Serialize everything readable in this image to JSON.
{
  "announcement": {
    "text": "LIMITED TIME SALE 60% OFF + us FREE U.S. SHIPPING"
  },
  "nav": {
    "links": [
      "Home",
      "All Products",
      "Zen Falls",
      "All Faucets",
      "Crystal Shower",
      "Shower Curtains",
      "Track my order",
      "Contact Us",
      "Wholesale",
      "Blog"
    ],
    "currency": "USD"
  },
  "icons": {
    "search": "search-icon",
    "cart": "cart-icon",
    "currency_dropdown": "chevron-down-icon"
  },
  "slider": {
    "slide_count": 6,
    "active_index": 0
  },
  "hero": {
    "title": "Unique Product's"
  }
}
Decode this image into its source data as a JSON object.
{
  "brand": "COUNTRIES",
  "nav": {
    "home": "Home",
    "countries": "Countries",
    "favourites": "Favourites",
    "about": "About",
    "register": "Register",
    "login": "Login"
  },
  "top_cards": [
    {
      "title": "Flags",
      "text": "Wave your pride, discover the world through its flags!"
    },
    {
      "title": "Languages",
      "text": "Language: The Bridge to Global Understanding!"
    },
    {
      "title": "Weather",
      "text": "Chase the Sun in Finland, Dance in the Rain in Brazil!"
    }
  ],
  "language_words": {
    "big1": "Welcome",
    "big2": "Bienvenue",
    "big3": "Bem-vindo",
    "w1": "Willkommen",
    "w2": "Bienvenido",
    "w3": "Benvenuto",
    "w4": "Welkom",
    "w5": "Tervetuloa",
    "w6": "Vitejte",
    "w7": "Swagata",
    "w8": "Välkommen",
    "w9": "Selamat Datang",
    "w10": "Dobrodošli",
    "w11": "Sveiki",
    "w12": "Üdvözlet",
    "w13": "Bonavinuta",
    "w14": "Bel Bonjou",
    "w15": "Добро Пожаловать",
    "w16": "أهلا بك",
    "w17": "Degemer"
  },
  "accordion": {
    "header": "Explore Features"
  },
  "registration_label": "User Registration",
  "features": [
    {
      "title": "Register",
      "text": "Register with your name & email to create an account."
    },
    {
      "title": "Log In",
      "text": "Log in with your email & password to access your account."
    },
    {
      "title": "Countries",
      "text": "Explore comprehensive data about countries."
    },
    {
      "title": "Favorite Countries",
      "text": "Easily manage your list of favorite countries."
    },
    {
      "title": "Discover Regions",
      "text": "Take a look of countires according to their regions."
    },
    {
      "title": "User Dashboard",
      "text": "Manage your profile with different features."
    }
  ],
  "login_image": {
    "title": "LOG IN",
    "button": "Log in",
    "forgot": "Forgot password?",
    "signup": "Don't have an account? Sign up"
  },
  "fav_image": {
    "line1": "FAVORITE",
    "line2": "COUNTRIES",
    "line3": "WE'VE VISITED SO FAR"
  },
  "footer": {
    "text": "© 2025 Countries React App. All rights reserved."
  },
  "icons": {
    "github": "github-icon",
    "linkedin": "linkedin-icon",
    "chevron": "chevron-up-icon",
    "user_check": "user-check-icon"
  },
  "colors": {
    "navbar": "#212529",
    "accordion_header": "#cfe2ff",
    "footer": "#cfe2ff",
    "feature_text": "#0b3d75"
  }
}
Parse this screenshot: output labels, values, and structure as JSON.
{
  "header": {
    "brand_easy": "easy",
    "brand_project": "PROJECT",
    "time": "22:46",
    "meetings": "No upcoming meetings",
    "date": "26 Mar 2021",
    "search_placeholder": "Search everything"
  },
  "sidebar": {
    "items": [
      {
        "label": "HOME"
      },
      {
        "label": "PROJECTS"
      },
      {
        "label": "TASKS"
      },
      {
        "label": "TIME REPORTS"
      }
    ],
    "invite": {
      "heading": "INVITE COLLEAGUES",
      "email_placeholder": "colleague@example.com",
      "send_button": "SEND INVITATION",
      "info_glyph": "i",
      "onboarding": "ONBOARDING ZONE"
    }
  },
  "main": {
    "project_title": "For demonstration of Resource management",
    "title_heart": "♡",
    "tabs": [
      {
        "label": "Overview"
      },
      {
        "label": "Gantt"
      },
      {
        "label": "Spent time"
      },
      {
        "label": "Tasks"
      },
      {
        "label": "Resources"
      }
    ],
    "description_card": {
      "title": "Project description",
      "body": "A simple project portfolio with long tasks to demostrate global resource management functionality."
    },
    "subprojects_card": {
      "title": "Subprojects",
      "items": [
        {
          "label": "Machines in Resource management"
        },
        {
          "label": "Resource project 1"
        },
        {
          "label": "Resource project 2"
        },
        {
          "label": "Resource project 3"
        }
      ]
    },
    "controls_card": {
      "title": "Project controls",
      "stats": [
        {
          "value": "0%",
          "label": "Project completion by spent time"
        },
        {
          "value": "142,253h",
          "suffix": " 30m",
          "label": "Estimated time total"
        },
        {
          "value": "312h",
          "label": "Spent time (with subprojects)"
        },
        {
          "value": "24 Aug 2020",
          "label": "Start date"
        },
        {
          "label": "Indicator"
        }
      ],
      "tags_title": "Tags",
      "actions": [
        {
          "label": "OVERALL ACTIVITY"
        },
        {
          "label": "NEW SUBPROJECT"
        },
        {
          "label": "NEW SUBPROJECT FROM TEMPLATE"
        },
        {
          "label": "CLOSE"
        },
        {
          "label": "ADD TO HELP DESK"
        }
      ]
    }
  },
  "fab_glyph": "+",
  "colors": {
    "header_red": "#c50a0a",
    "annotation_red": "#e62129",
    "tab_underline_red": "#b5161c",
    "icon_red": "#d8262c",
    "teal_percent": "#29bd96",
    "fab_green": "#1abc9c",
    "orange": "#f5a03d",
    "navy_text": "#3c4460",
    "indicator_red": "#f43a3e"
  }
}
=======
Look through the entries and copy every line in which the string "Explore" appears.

    "header": "Explore Features"
      "text": "Explore comprehensive data about countries."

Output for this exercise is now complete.